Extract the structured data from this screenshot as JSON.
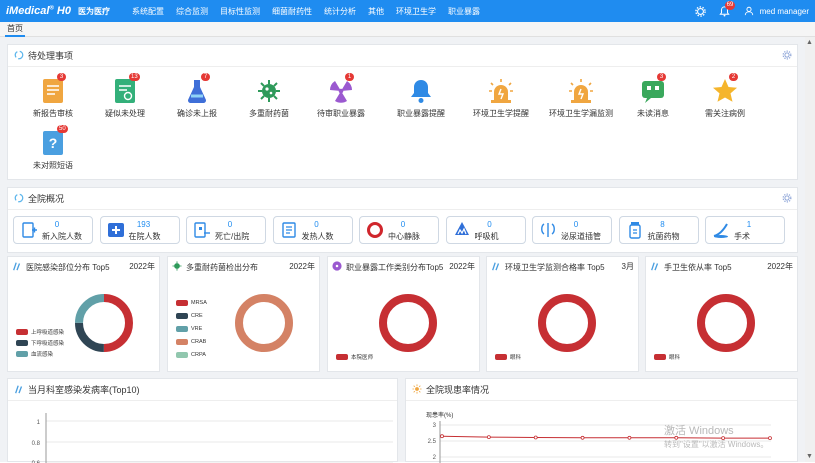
{
  "app": {
    "logo": "iMedical",
    "logo_sup": "®",
    "logo_suffix": "H0",
    "subtitle": "医为医疗"
  },
  "nav": [
    "系统配置",
    "综合监测",
    "目标性监测",
    "细菌耐药性",
    "统计分析",
    "其他",
    "环境卫生学",
    "职业暴露"
  ],
  "topright": {
    "notif_count": "69",
    "user": "med manager"
  },
  "tabs": [
    "首页"
  ],
  "pending": {
    "title": "待处理事项",
    "items": [
      {
        "label": "新报告审核",
        "badge": "3",
        "icon": "new-report-icon"
      },
      {
        "label": "疑似未处理",
        "badge": "13",
        "icon": "suspect-icon"
      },
      {
        "label": "确诊未上报",
        "badge": "7",
        "icon": "flask-icon"
      },
      {
        "label": "多重耐药菌",
        "badge": "",
        "icon": "bacteria-icon"
      },
      {
        "label": "待审职业暴露",
        "badge": "1",
        "icon": "radiation-icon"
      },
      {
        "label": "职业暴露提醒",
        "badge": "",
        "icon": "bell-icon"
      },
      {
        "label": "环境卫生学提醒",
        "badge": "",
        "icon": "warning-light-icon"
      },
      {
        "label": "环境卫生学漏监测",
        "badge": "",
        "icon": "warning-light-icon"
      },
      {
        "label": "未读消息",
        "badge": "3",
        "icon": "message-icon"
      },
      {
        "label": "需关注病例",
        "badge": "2",
        "icon": "star-icon"
      },
      {
        "label": "未对照短语",
        "badge": "50",
        "icon": "question-icon"
      }
    ]
  },
  "overview": {
    "title": "全院概况",
    "items": [
      {
        "label": "新入院人数",
        "value": "0",
        "icon": "new-admission-icon"
      },
      {
        "label": "在院人数",
        "value": "193",
        "icon": "inpatient-icon"
      },
      {
        "label": "死亡/出院",
        "value": "0",
        "icon": "discharge-icon"
      },
      {
        "label": "发热人数",
        "value": "0",
        "icon": "fever-icon"
      },
      {
        "label": "中心静脉",
        "value": "0",
        "icon": "central-line-icon"
      },
      {
        "label": "呼吸机",
        "value": "0",
        "icon": "ventilator-icon"
      },
      {
        "label": "泌尿道插管",
        "value": "0",
        "icon": "urinary-catheter-icon"
      },
      {
        "label": "抗菌药物",
        "value": "8",
        "icon": "antibiotic-icon"
      },
      {
        "label": "手术",
        "value": "1",
        "icon": "surgery-icon"
      }
    ]
  },
  "chart_data": [
    {
      "type": "pie",
      "title": "医院感染部位分布 Top5",
      "period": "2022年",
      "categories": [
        "上呼吸道感染",
        "下呼吸道感染",
        "血流感染"
      ],
      "values": [
        50,
        25,
        25
      ],
      "colors": [
        "#c62f33",
        "#2f4554",
        "#61a0a8"
      ]
    },
    {
      "type": "pie",
      "title": "多重耐药菌检出分布",
      "period": "2022年",
      "categories": [
        "MRSA",
        "CRE",
        "VRE",
        "CRAB",
        "CRPA"
      ],
      "values": [
        0,
        0,
        0,
        1,
        0
      ],
      "colors": [
        "#c62f33",
        "#2f4554",
        "#61a0a8",
        "#d48265",
        "#91c7ae"
      ]
    },
    {
      "type": "pie",
      "title": "职业暴露工作类别分布Top5",
      "period": "2022年",
      "categories": [
        "本院医师"
      ],
      "values": [
        1
      ],
      "colors": [
        "#c62f33"
      ]
    },
    {
      "type": "pie",
      "title": "环境卫生学监测合格率 Top5",
      "period": "3月",
      "categories": [
        "眼科"
      ],
      "values": [
        1
      ],
      "colors": [
        "#c62f33"
      ]
    },
    {
      "type": "pie",
      "title": "手卫生依从率 Top5",
      "period": "2022年",
      "categories": [
        "眼科"
      ],
      "values": [
        1
      ],
      "colors": [
        "#c62f33"
      ]
    },
    {
      "type": "bar",
      "title": "当月科室感染发病率(Top10)",
      "categories": [],
      "values": [],
      "yticks": [
        "1",
        "0.8",
        "0.6"
      ],
      "ylim": [
        0,
        1
      ]
    },
    {
      "type": "line",
      "title": "全院现患率情况",
      "ylabel": "现患率(%)",
      "yticks": [
        "3",
        "2.5",
        "2"
      ],
      "ylim": [
        2,
        3
      ],
      "values": [
        2.65,
        2.62,
        2.61,
        2.6,
        2.6,
        2.6,
        2.59,
        2.59
      ]
    }
  ],
  "watermark": {
    "line1": "激活 Windows",
    "line2": "转到\"设置\"以激活 Windows。"
  }
}
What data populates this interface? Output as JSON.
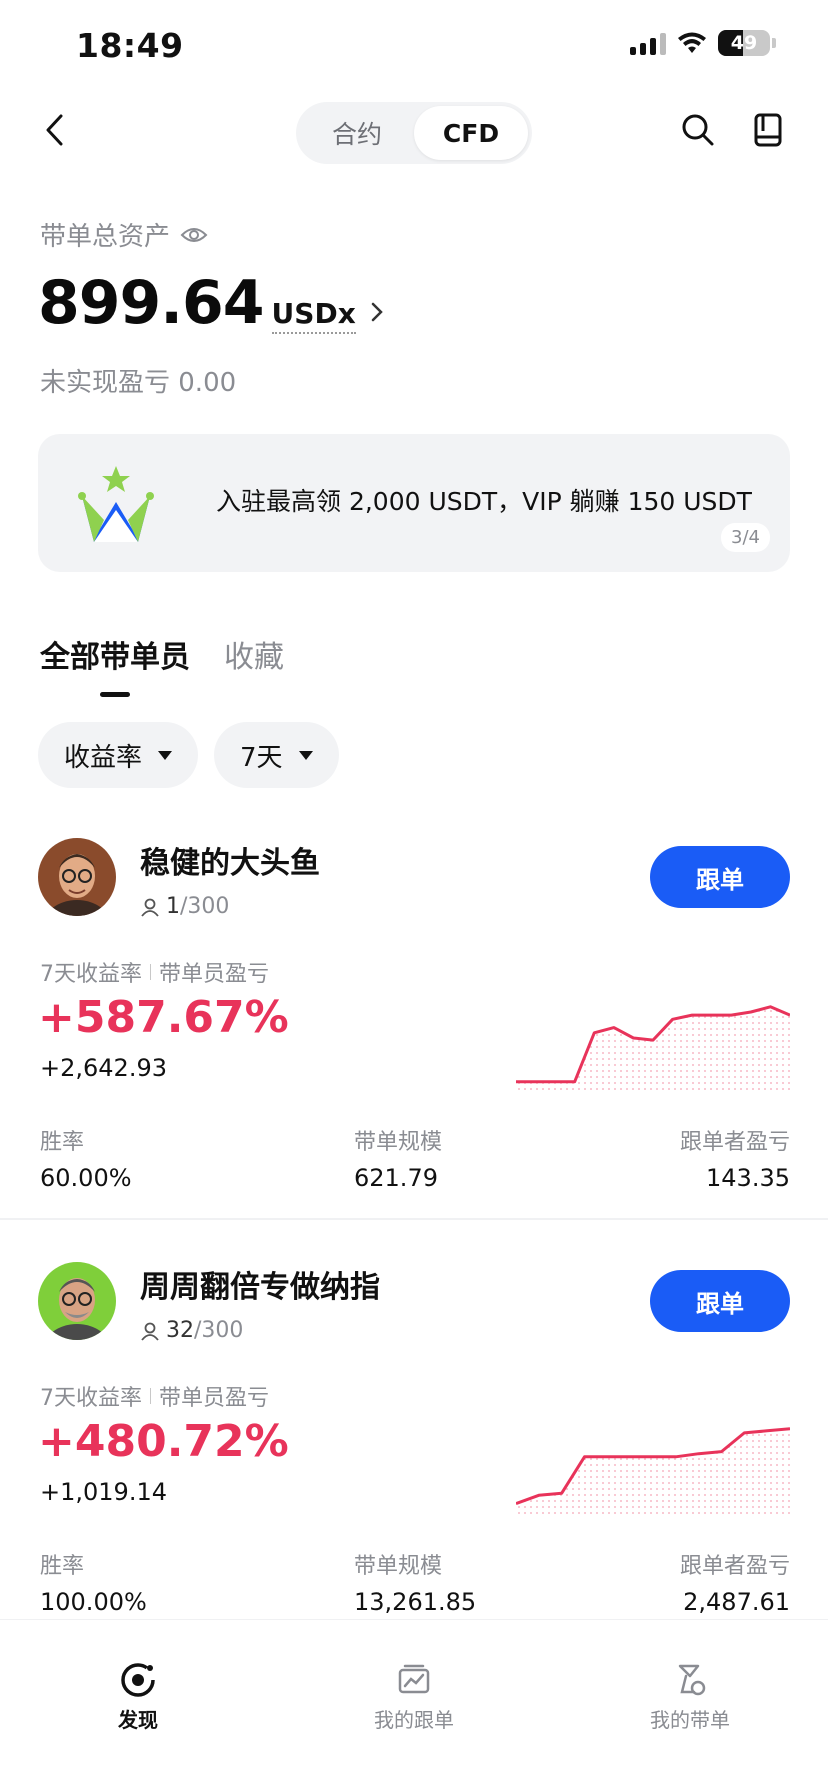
{
  "status": {
    "time": "18:49",
    "battery": "49",
    "battery_level": 0.49
  },
  "nav": {
    "tabs": [
      {
        "label": "合约",
        "active": false
      },
      {
        "label": "CFD",
        "active": true
      }
    ]
  },
  "assets": {
    "label": "带单总资产",
    "value": "899.64",
    "unit": "USDx",
    "unrealized_pnl": "未实现盈亏 0.00"
  },
  "banner": {
    "text": "入驻最高领 2,000 USDT，VIP 躺赚 150 USDT",
    "page": "3/4"
  },
  "tabs": [
    {
      "label": "全部带单员",
      "active": true
    },
    {
      "label": "收藏",
      "active": false
    }
  ],
  "filters": [
    {
      "label": "收益率"
    },
    {
      "label": "7天"
    }
  ],
  "traders": [
    {
      "name": "稳健的大头鱼",
      "followers": "1",
      "followers_max": "/300",
      "follow_label": "跟单",
      "metric_label_1": "7天收益率",
      "metric_label_2": "带单员盈亏",
      "roi": "+587.67%",
      "pnl": "+2,642.93",
      "stats": [
        {
          "label": "胜率",
          "value": "60.00%"
        },
        {
          "label": "带单规模",
          "value": "621.79"
        },
        {
          "label": "跟单者盈亏",
          "value": "143.35"
        }
      ],
      "sparkline": [
        0.08,
        0.08,
        0.08,
        0.08,
        0.55,
        0.6,
        0.5,
        0.48,
        0.68,
        0.72,
        0.72,
        0.72,
        0.75,
        0.8,
        0.72
      ],
      "avatar_bg": "#8a4b2c"
    },
    {
      "name": "周周翻倍专做纳指",
      "followers": "32",
      "followers_max": "/300",
      "follow_label": "跟单",
      "metric_label_1": "7天收益率",
      "metric_label_2": "带单员盈亏",
      "roi": "+480.72%",
      "pnl": "+1,019.14",
      "stats": [
        {
          "label": "胜率",
          "value": "100.00%"
        },
        {
          "label": "带单规模",
          "value": "13,261.85"
        },
        {
          "label": "跟单者盈亏",
          "value": "2,487.61"
        }
      ],
      "sparkline": [
        0.1,
        0.18,
        0.2,
        0.55,
        0.55,
        0.55,
        0.55,
        0.55,
        0.58,
        0.6,
        0.78,
        0.8,
        0.82
      ],
      "avatar_bg": "#7fcf3a"
    }
  ],
  "bottom_nav": [
    {
      "label": "发现",
      "icon": "discover-icon",
      "active": true
    },
    {
      "label": "我的跟单",
      "icon": "copy-chart-icon",
      "active": false
    },
    {
      "label": "我的带单",
      "icon": "lead-trade-icon",
      "active": false
    }
  ],
  "colors": {
    "accent": "#1a5cf6",
    "positive": "#e8335a",
    "muted": "#8a8c92"
  }
}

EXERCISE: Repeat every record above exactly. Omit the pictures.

OUTPUT OF THE EXERCISE:
Extract the structured data from this screenshot as JSON.
{
  "app": {
    "logo": "iMedical",
    "logo_sup": "®",
    "logo_suffix": "H0",
    "subtitle": "医为医疗"
  },
  "nav": [
    "系统配置",
    "综合监测",
    "目标性监测",
    "细菌耐药性",
    "统计分析",
    "其他",
    "环境卫生学",
    "职业暴露"
  ],
  "topright": {
    "notif_count": "69",
    "user": "med manager"
  },
  "tabs": [
    "首页"
  ],
  "pending": {
    "title": "待处理事项",
    "items": [
      {
        "label": "新报告审核",
        "badge": "3",
        "icon": "new-report-icon"
      },
      {
        "label": "疑似未处理",
        "badge": "13",
        "icon": "suspect-icon"
      },
      {
        "label": "确诊未上报",
        "badge": "7",
        "icon": "flask-icon"
      },
      {
        "label": "多重耐药菌",
        "badge": "",
        "icon": "bacteria-icon"
      },
      {
        "label": "待审职业暴露",
        "badge": "1",
        "icon": "radiation-icon"
      },
      {
        "label": "职业暴露提醒",
        "badge": "",
        "icon": "bell-icon"
      },
      {
        "label": "环境卫生学提醒",
        "badge": "",
        "icon": "warning-light-icon"
      },
      {
        "label": "环境卫生学漏监测",
        "badge": "",
        "icon": "warning-light-icon"
      },
      {
        "label": "未读消息",
        "badge": "3",
        "icon": "message-icon"
      },
      {
        "label": "需关注病例",
        "badge": "2",
        "icon": "star-icon"
      },
      {
        "label": "未对照短语",
        "badge": "50",
        "icon": "question-icon"
      }
    ]
  },
  "overview": {
    "title": "全院概况",
    "items": [
      {
        "label": "新入院人数",
        "value": "0",
        "icon": "new-admission-icon"
      },
      {
        "label": "在院人数",
        "value": "193",
        "icon": "inpatient-icon"
      },
      {
        "label": "死亡/出院",
        "value": "0",
        "icon": "discharge-icon"
      },
      {
        "label": "发热人数",
        "value": "0",
        "icon": "fever-icon"
      },
      {
        "label": "中心静脉",
        "value": "0",
        "icon": "central-line-icon"
      },
      {
        "label": "呼吸机",
        "value": "0",
        "icon": "ventilator-icon"
      },
      {
        "label": "泌尿道插管",
        "value": "0",
        "icon": "urinary-catheter-icon"
      },
      {
        "label": "抗菌药物",
        "value": "8",
        "icon": "antibiotic-icon"
      },
      {
        "label": "手术",
        "value": "1",
        "icon": "surgery-icon"
      }
    ]
  },
  "chart_data": [
    {
      "type": "pie",
      "title": "医院感染部位分布 Top5",
      "period": "2022年",
      "categories": [
        "上呼吸道感染",
        "下呼吸道感染",
        "血流感染"
      ],
      "values": [
        50,
        25,
        25
      ],
      "colors": [
        "#c62f33",
        "#2f4554",
        "#61a0a8"
      ]
    },
    {
      "type": "pie",
      "title": "多重耐药菌检出分布",
      "period": "2022年",
      "categories": [
        "MRSA",
        "CRE",
        "VRE",
        "CRAB",
        "CRPA"
      ],
      "values": [
        0,
        0,
        0,
        1,
        0
      ],
      "colors": [
        "#c62f33",
        "#2f4554",
        "#61a0a8",
        "#d48265",
        "#91c7ae"
      ]
    },
    {
      "type": "pie",
      "title": "职业暴露工作类别分布Top5",
      "period": "2022年",
      "categories": [
        "本院医师"
      ],
      "values": [
        1
      ],
      "colors": [
        "#c62f33"
      ]
    },
    {
      "type": "pie",
      "title": "环境卫生学监测合格率 Top5",
      "period": "3月",
      "categories": [
        "眼科"
      ],
      "values": [
        1
      ],
      "colors": [
        "#c62f33"
      ]
    },
    {
      "type": "pie",
      "title": "手卫生依从率 Top5",
      "period": "2022年",
      "categories": [
        "眼科"
      ],
      "values": [
        1
      ],
      "colors": [
        "#c62f33"
      ]
    },
    {
      "type": "bar",
      "title": "当月科室感染发病率(Top10)",
      "categories": [],
      "values": [],
      "yticks": [
        "1",
        "0.8",
        "0.6"
      ],
      "ylim": [
        0,
        1
      ]
    },
    {
      "type": "line",
      "title": "全院现患率情况",
      "ylabel": "现患率(%)",
      "yticks": [
        "3",
        "2.5",
        "2"
      ],
      "ylim": [
        2,
        3
      ],
      "values": [
        2.65,
        2.62,
        2.61,
        2.6,
        2.6,
        2.6,
        2.59,
        2.59
      ]
    }
  ],
  "watermark": {
    "line1": "激活 Windows",
    "line2": "转到\"设置\"以激活 Windows。"
  }
}
What data populates this interface? Output as JSON.
{
  "status": {
    "time": "18:49",
    "battery": "49",
    "battery_level": 0.49
  },
  "nav": {
    "tabs": [
      {
        "label": "合约",
        "active": false
      },
      {
        "label": "CFD",
        "active": true
      }
    ]
  },
  "assets": {
    "label": "带单总资产",
    "value": "899.64",
    "unit": "USDx",
    "unrealized_pnl": "未实现盈亏 0.00"
  },
  "banner": {
    "text": "入驻最高领 2,000 USDT，VIP 躺赚 150 USDT",
    "page": "3/4"
  },
  "tabs": [
    {
      "label": "全部带单员",
      "active": true
    },
    {
      "label": "收藏",
      "active": false
    }
  ],
  "filters": [
    {
      "label": "收益率"
    },
    {
      "label": "7天"
    }
  ],
  "traders": [
    {
      "name": "稳健的大头鱼",
      "followers": "1",
      "followers_max": "/300",
      "follow_label": "跟单",
      "metric_label_1": "7天收益率",
      "metric_label_2": "带单员盈亏",
      "roi": "+587.67%",
      "pnl": "+2,642.93",
      "stats": [
        {
          "label": "胜率",
          "value": "60.00%"
        },
        {
          "label": "带单规模",
          "value": "621.79"
        },
        {
          "label": "跟单者盈亏",
          "value": "143.35"
        }
      ],
      "sparkline": [
        0.08,
        0.08,
        0.08,
        0.08,
        0.55,
        0.6,
        0.5,
        0.48,
        0.68,
        0.72,
        0.72,
        0.72,
        0.75,
        0.8,
        0.72
      ],
      "avatar_bg": "#8a4b2c"
    },
    {
      "name": "周周翻倍专做纳指",
      "followers": "32",
      "followers_max": "/300",
      "follow_label": "跟单",
      "metric_label_1": "7天收益率",
      "metric_label_2": "带单员盈亏",
      "roi": "+480.72%",
      "pnl": "+1,019.14",
      "stats": [
        {
          "label": "胜率",
          "value": "100.00%"
        },
        {
          "label": "带单规模",
          "value": "13,261.85"
        },
        {
          "label": "跟单者盈亏",
          "value": "2,487.61"
        }
      ],
      "sparkline": [
        0.1,
        0.18,
        0.2,
        0.55,
        0.55,
        0.55,
        0.55,
        0.55,
        0.58,
        0.6,
        0.78,
        0.8,
        0.82
      ],
      "avatar_bg": "#7fcf3a"
    }
  ],
  "bottom_nav": [
    {
      "label": "发现",
      "icon": "discover-icon",
      "active": true
    },
    {
      "label": "我的跟单",
      "icon": "copy-chart-icon",
      "active": false
    },
    {
      "label": "我的带单",
      "icon": "lead-trade-icon",
      "active": false
    }
  ],
  "colors": {
    "accent": "#1a5cf6",
    "positive": "#e8335a",
    "muted": "#8a8c92"
  }
}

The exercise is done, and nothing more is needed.